  • The short stories at The December Lights Project. My favourite so far is “Queen of the Kitchen” by Karen Healey, but they’re all good, and they’re updating weekdaily.
  • The food blogs that “Queen of the Kitchen” inspired me to start reading again (or for the first time) including my brilliant pastry chef friend Courtney’s Bipolar Baking, Cheap Healthy Good, Very Serious member Edana’s Yum Food and one she recommended called Closet Cooking, and Kath Eats Real Food, which my friend Waye had linked to and where I found out about overnight oatmeal, which I have eaten every day this week (made with just milk, though, because I think yogurt is kind of vile) and which is filling and delicious. I am looking forward to trying her banana oatmeal brûlée, maybe this weekend if I have any wherewithal left.

I was angry when we had that fight, too. Our last fight, though I didn’t know that at the time. What did you expect me to say? You come in late and you’re bloody and filthy, and you tell me some story about “the fey,” and “faeries.” About the fey and our family and a war. You said, “I have to go, Mom. The Unseelie Court has taken the Southern Provinces, and only our family’s bloodline can save the High Ones.” It makes no sense. Those are things out of stories, out of books. I just want to know, Amanda—in what universe did you think I would not ask you what drugs you were on?

Read “No Return Address” by Sigrid Ellis.

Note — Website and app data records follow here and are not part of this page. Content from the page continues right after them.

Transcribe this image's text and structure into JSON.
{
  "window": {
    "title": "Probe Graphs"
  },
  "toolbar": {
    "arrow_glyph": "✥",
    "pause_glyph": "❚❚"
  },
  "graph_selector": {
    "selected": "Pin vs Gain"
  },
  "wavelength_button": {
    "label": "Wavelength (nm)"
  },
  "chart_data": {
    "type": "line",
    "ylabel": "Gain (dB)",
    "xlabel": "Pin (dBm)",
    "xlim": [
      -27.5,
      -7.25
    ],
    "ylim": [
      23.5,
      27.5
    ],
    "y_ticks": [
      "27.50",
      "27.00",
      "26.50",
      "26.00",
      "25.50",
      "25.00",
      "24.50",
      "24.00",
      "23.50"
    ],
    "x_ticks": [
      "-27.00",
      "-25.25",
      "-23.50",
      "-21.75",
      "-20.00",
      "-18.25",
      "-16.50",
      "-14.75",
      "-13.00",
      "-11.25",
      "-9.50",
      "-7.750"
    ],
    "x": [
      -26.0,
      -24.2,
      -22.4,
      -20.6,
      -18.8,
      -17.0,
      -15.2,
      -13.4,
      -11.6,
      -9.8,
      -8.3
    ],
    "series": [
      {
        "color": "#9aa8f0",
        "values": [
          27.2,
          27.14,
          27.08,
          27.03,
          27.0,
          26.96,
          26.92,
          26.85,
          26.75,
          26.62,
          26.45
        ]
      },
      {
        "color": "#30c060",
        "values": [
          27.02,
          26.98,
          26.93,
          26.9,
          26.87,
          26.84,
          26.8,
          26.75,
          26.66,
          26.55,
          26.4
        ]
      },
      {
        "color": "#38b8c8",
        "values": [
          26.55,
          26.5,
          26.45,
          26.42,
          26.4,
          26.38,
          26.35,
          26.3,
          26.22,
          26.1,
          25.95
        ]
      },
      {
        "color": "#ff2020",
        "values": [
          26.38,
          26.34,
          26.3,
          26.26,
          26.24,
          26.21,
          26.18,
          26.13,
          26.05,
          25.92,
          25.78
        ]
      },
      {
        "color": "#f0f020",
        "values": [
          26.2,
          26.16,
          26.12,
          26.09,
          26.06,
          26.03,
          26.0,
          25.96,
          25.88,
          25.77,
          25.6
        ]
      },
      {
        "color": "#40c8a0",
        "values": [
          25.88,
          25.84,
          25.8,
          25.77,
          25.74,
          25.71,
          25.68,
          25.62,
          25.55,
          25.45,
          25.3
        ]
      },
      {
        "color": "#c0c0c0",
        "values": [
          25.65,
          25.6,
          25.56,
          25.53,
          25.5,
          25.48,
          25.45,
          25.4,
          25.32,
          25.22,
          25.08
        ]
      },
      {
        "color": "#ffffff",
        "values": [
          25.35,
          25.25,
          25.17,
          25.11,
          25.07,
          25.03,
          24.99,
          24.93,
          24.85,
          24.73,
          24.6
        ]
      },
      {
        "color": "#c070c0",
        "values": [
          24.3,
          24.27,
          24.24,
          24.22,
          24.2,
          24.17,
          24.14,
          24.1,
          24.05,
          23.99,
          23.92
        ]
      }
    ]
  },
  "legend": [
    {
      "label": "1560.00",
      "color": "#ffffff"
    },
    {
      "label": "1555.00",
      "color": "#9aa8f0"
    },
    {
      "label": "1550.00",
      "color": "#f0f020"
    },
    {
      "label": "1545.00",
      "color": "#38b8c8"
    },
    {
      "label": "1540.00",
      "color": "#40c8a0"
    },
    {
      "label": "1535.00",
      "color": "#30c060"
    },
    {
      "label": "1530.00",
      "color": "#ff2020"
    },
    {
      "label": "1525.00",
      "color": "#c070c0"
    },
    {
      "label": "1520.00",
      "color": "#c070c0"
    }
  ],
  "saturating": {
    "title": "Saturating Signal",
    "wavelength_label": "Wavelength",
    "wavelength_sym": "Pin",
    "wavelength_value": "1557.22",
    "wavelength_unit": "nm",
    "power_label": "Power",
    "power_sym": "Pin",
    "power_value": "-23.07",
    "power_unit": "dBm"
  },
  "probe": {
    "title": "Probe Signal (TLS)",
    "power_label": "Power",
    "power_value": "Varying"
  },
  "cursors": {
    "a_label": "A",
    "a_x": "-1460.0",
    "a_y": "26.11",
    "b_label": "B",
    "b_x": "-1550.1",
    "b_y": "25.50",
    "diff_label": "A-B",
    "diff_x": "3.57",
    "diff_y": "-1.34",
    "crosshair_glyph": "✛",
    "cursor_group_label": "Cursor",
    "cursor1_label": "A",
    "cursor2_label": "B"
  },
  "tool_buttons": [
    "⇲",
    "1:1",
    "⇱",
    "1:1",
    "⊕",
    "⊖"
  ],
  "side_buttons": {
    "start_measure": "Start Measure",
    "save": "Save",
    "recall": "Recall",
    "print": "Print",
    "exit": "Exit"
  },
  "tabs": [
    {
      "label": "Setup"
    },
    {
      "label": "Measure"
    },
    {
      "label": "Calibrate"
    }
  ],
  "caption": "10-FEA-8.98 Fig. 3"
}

When George first started shoplifting, she’d palmed anything portable, from candy bars to nail clippers. Now she specialized in nail polish. By her last count, she had acquired two hundred and twenty-three individual colors. She had posted this on her Facebook status, and some kid from middle school wrote on her wall that she was a “luser.” George decided this made him look way dumber than her, but she still deleted the wall post. Then she unfriended him. George thought of herself as mature because she was not afraid to unfriend someone. Even Bob didn’t unfriend. Though, admittedly, Bob had seven hundred and ninety-one friends and was the founder of the group “WE HEART VAMPIRES!!!!!!” No one called Bob a luser. She got “sllllluuuuuutttt.”

Read “WE HEART VAMPIRES!!!!!!” by Meghan McCarron.